#### WORK TO COMPLETE:
Please output the whole listing below exactly as it is.

#### MATERIAL SHOWN:
========================================

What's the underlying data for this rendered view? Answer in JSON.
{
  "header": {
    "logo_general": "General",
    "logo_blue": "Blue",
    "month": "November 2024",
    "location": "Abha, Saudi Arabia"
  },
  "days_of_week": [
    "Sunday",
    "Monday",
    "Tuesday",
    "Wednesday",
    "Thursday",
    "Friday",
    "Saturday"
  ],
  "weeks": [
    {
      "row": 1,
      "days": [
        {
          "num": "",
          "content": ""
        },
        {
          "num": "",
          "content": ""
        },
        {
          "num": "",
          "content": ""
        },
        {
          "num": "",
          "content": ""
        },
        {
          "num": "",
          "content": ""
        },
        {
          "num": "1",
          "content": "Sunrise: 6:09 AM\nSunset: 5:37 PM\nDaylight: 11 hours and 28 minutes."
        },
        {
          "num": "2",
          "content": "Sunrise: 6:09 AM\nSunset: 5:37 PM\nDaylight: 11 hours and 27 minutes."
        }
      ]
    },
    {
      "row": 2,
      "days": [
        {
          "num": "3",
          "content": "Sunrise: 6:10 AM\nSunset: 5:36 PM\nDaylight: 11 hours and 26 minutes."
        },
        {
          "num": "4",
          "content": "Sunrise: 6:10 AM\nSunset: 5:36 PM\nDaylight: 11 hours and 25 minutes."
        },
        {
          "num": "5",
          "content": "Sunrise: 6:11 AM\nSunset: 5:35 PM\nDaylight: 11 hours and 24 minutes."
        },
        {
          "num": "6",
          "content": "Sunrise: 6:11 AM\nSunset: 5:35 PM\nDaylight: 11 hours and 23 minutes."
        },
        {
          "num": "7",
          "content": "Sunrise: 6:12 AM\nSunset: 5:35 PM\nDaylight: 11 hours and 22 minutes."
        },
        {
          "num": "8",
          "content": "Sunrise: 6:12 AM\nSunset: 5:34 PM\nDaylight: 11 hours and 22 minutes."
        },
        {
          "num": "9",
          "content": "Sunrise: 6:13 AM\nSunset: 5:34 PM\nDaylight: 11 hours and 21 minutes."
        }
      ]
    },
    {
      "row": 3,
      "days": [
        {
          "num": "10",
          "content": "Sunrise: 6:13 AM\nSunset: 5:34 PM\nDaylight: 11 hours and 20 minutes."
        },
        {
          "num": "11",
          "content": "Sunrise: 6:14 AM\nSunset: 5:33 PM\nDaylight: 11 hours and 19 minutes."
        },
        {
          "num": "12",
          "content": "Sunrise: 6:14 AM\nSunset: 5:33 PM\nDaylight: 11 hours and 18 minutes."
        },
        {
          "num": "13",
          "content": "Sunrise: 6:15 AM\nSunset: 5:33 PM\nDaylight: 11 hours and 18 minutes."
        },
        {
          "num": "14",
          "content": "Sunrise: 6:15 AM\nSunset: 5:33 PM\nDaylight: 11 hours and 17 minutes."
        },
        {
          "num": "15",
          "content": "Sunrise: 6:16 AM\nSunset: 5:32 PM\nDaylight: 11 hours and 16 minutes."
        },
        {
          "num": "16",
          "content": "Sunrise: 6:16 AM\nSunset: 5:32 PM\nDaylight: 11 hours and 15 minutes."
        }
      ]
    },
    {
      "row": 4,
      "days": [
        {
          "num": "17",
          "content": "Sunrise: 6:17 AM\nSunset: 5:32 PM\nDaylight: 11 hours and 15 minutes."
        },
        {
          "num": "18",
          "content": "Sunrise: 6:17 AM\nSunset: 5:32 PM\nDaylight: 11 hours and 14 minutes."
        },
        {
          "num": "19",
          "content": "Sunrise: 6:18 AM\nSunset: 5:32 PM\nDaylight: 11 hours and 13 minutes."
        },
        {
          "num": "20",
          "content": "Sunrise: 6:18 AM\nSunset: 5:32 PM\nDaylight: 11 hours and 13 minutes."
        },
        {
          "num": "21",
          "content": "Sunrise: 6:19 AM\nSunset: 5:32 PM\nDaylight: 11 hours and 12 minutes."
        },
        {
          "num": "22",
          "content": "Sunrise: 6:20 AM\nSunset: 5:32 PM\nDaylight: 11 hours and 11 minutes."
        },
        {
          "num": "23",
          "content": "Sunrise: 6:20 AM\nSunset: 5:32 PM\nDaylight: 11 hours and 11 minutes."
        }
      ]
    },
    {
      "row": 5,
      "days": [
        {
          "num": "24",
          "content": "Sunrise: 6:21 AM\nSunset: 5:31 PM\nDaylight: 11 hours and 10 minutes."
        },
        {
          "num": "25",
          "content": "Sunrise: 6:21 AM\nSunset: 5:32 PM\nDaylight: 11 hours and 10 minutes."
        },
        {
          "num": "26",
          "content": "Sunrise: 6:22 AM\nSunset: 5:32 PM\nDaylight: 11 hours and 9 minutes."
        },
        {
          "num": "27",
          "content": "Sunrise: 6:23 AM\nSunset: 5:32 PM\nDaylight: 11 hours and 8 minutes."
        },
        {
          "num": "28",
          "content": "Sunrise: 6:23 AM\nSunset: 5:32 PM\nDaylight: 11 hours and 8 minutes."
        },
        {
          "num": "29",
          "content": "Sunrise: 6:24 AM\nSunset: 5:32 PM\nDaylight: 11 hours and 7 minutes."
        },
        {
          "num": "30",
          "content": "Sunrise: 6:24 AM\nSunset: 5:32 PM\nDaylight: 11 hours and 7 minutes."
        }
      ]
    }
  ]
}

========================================

#### FINAL ANSWER:
What's the underlying data for this rendered view? Answer in JSON.
{
  "header": {
    "logo_general": "General",
    "logo_blue": "Blue",
    "month": "November 2024",
    "location": "Abha, Saudi Arabia"
  },
  "days_of_week": [
    "Sunday",
    "Monday",
    "Tuesday",
    "Wednesday",
    "Thursday",
    "Friday",
    "Saturday"
  ],
  "weeks": [
    {
      "row": 1,
      "days": [
        {
          "num": "",
          "content": ""
        },
        {
          "num": "",
          "content": ""
        },
        {
          "num": "",
          "content": ""
        },
        {
          "num": "",
          "content": ""
        },
        {
          "num": "",
          "content": ""
        },
        {
          "num": "1",
          "content": "Sunrise: 6:09 AM\nSunset: 5:37 PM\nDaylight: 11 hours and 28 minutes."
        },
        {
          "num": "2",
          "content": "Sunrise: 6:09 AM\nSunset: 5:37 PM\nDaylight: 11 hours and 27 minutes."
        }
      ]
    },
    {
      "row": 2,
      "days": [
        {
          "num": "3",
          "content": "Sunrise: 6:10 AM\nSunset: 5:36 PM\nDaylight: 11 hours and 26 minutes."
        },
        {
          "num": "4",
          "content": "Sunrise: 6:10 AM\nSunset: 5:36 PM\nDaylight: 11 hours and 25 minutes."
        },
        {
          "num": "5",
          "content": "Sunrise: 6:11 AM\nSunset: 5:35 PM\nDaylight: 11 hours and 24 minutes."
        },
        {
          "num": "6",
          "content": "Sunrise: 6:11 AM\nSunset: 5:35 PM\nDaylight: 11 hours and 23 minutes."
        },
        {
          "num": "7",
          "content": "Sunrise: 6:12 AM\nSunset: 5:35 PM\nDaylight: 11 hours and 22 minutes."
        },
        {
          "num": "8",
          "content": "Sunrise: 6:12 AM\nSunset: 5:34 PM\nDaylight: 11 hours and 22 minutes."
        },
        {
          "num": "9",
          "content": "Sunrise: 6:13 AM\nSunset: 5:34 PM\nDaylight: 11 hours and 21 minutes."
        }
      ]
    },
    {
      "row": 3,
      "days": [
        {
          "num": "10",
          "content": "Sunrise: 6:13 AM\nSunset: 5:34 PM\nDaylight: 11 hours and 20 minutes."
        },
        {
          "num": "11",
          "content": "Sunrise: 6:14 AM\nSunset: 5:33 PM\nDaylight: 11 hours and 19 minutes."
        },
        {
          "num": "12",
          "content": "Sunrise: 6:14 AM\nSunset: 5:33 PM\nDaylight: 11 hours and 18 minutes."
        },
        {
          "num": "13",
          "content": "Sunrise: 6:15 AM\nSunset: 5:33 PM\nDaylight: 11 hours and 18 minutes."
        },
        {
          "num": "14",
          "content": "Sunrise: 6:15 AM\nSunset: 5:33 PM\nDaylight: 11 hours and 17 minutes."
        },
        {
          "num": "15",
          "content": "Sunrise: 6:16 AM\nSunset: 5:32 PM\nDaylight: 11 hours and 16 minutes."
        },
        {
          "num": "16",
          "content": "Sunrise: 6:16 AM\nSunset: 5:32 PM\nDaylight: 11 hours and 15 minutes."
        }
      ]
    },
    {
      "row": 4,
      "days": [
        {
          "num": "17",
          "content": "Sunrise: 6:17 AM\nSunset: 5:32 PM\nDaylight: 11 hours and 15 minutes."
        },
        {
          "num": "18",
          "content": "Sunrise: 6:17 AM\nSunset: 5:32 PM\nDaylight: 11 hours and 14 minutes."
        },
        {
          "num": "19",
          "content": "Sunrise: 6:18 AM\nSunset: 5:32 PM\nDaylight: 11 hours and 13 minutes."
        },
        {
          "num": "20",
          "content": "Sunrise: 6:18 AM\nSunset: 5:32 PM\nDaylight: 11 hours and 13 minutes."
        },
        {
          "num": "21",
          "content": "Sunrise: 6:19 AM\nSunset: 5:32 PM\nDaylight: 11 hours and 12 minutes."
        },
        {
          "num": "22",
          "content": "Sunrise: 6:20 AM\nSunset: 5:32 PM\nDaylight: 11 hours and 11 minutes."
        },
        {
          "num": "23",
          "content": "Sunrise: 6:20 AM\nSunset: 5:32 PM\nDaylight: 11 hours and 11 minutes."
        }
      ]
    },
    {
      "row": 5,
      "days": [
        {
          "num": "24",
          "content": "Sunrise: 6:21 AM\nSunset: 5:31 PM\nDaylight: 11 hours and 10 minutes."
        },
        {
          "num": "25",
          "content": "Sunrise: 6:21 AM\nSunset: 5:32 PM\nDaylight: 11 hours and 10 minutes."
        },
        {
          "num": "26",
          "content": "Sunrise: 6:22 AM\nSunset: 5:32 PM\nDaylight: 11 hours and 9 minutes."
        },
        {
          "num": "27",
          "content": "Sunrise: 6:23 AM\nSunset: 5:32 PM\nDaylight: 11 hours and 8 minutes."
        },
        {
          "num": "28",
          "content": "Sunrise: 6:23 AM\nSunset: 5:32 PM\nDaylight: 11 hours and 8 minutes."
        },
        {
          "num": "29",
          "content": "Sunrise: 6:24 AM\nSunset: 5:32 PM\nDaylight: 11 hours and 7 minutes."
        },
        {
          "num": "30",
          "content": "Sunrise: 6:24 AM\nSunset: 5:32 PM\nDaylight: 11 hours and 7 minutes."
        }
      ]
    }
  ]
}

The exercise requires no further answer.